1
$\begingroup$

I found that $\ce{SO2 + 1/2 O2 -> SO3}$ when catalysed by platinum and heated to $\pu{700 ^\circ C}$. On the other hand I found that $\ce{SO3 -> SO2 + 1/2 O2}$ with same catalysator and temperature about $\pu{800 ^\circ C}$. How depends these two cases in real reaction? What controls which reaction will happen?

I thought that one reaction is exothermic and other endotermic, and duration of reaction and temperature controls which reaction happens. But facts I found are different. Sorry for maybe too simple question. I would be pleased with some tips which chapters of chemistry to study to understand my problem more deeply.

$\endgroup$
1
4
$\begingroup$

There is an equilibrium between $\ce{SO3}$ and $\ce{SO2 + 1/2 O2}$, at least at high temperatures and with an appropriate catalyst. We could write the equilibrium as

$$\ce{SO2(g) + 1/2 O2(g) <=> SO3(g)}$$

Just from writing this reaction this way we can glean several things:

  • The reaction combines 1.5 gas molecules into one gas molecule, a net reduction in the number of molecules. Since fewer molecules (but the same number of atoms) means there are fewer translational degrees of freedom, the entropy will decrease the more $\ce{SO3}$ "product" is formed. Higher temperatures will thus disfavor the right-hand $\ce{SO3}$ side of the equilibrium and favor the left-hand $\ce{SO2 + 1/2 O2}$ side.

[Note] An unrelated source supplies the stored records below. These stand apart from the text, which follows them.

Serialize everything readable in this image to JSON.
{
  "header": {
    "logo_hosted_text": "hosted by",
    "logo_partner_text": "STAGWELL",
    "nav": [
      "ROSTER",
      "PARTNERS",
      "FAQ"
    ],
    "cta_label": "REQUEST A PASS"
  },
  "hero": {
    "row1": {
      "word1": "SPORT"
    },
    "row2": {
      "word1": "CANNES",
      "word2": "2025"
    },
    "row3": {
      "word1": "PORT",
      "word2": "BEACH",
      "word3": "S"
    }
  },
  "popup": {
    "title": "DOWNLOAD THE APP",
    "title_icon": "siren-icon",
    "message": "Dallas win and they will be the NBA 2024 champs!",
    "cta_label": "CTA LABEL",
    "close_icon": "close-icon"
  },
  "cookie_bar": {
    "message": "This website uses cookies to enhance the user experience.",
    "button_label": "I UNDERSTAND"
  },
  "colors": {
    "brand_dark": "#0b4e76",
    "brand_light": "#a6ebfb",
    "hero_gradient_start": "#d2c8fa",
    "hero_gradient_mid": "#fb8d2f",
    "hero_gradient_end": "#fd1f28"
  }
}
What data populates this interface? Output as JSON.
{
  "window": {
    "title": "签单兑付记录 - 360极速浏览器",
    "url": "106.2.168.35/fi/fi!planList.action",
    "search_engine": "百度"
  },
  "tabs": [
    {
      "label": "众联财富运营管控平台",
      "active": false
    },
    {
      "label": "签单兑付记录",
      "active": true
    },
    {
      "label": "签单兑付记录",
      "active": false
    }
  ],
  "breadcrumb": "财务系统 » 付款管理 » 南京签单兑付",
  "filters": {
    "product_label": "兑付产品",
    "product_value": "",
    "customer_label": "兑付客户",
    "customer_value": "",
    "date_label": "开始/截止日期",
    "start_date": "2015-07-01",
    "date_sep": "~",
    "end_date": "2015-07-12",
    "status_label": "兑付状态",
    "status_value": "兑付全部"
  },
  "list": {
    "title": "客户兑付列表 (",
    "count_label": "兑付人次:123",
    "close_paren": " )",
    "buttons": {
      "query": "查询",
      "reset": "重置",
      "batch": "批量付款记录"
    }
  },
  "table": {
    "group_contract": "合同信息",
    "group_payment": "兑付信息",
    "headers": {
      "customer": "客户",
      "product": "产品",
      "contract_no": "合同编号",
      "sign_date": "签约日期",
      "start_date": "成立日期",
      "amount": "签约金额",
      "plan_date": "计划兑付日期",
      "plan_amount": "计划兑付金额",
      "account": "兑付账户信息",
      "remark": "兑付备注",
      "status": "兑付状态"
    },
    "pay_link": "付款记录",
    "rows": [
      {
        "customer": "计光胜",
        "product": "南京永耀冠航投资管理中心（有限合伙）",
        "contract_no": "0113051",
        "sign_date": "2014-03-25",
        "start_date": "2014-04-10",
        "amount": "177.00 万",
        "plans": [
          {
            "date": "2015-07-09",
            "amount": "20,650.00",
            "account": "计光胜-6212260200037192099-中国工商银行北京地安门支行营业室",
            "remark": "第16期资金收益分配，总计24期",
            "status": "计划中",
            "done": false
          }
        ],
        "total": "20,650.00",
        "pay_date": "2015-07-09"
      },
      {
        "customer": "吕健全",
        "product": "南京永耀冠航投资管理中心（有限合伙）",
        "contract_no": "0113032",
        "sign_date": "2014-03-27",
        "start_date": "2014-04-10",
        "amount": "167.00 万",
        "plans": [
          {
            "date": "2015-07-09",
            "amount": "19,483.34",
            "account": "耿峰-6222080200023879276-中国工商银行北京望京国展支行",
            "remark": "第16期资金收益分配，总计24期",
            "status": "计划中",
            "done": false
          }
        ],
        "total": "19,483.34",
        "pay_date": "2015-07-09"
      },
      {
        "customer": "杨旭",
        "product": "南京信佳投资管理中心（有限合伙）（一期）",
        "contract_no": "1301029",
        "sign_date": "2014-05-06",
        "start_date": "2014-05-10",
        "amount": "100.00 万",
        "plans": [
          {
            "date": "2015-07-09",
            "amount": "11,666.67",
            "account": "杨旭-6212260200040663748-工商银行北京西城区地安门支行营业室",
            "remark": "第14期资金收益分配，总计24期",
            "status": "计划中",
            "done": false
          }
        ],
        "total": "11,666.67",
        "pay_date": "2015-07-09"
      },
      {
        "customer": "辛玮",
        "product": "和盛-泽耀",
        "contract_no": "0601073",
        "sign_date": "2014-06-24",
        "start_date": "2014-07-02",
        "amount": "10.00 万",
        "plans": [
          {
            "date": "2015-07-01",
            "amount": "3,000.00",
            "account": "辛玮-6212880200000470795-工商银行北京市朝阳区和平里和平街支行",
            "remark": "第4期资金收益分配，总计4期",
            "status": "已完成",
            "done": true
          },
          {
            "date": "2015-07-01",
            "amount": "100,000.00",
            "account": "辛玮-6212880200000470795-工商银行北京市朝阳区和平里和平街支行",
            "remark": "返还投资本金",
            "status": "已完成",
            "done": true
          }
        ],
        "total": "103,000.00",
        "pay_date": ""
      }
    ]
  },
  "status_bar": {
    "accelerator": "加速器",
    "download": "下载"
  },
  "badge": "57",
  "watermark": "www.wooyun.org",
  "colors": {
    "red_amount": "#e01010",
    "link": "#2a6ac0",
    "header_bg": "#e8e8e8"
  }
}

  • Total pressure will also affect the equilibrium but in the opposite way. Higher pressure (crudely speaking) is a force that squeezes things together, so at high pressures the right-hand side will be favored.

  • The other principle factor that influences the equilibrium would be the partial pressure of $\ce{SO2}$, of $\ce{O2}$, and of $\ce{SO3}$. So for example if you had 99.9 mol % oxygen gas and only a trace of $\ce{SO2}$, that would favor the conversion of nearly all sulfur to the LH sulfur trioxide side.

  • The exact balance will depend on the precise enthalpy change of the reaction, the partial pressure of each species, the temperature, and the total pressure. You could modify the system to favor one side or the other, and could model this accurately and quantitatively with appropriate numerical data.

$\endgroup$

Your Answer

By clicking “Post Your Answer”, you agree to our terms of service, privacy policy and cookie policy

Not the answer you're looking for? Browse other questions tagged or ask your own question.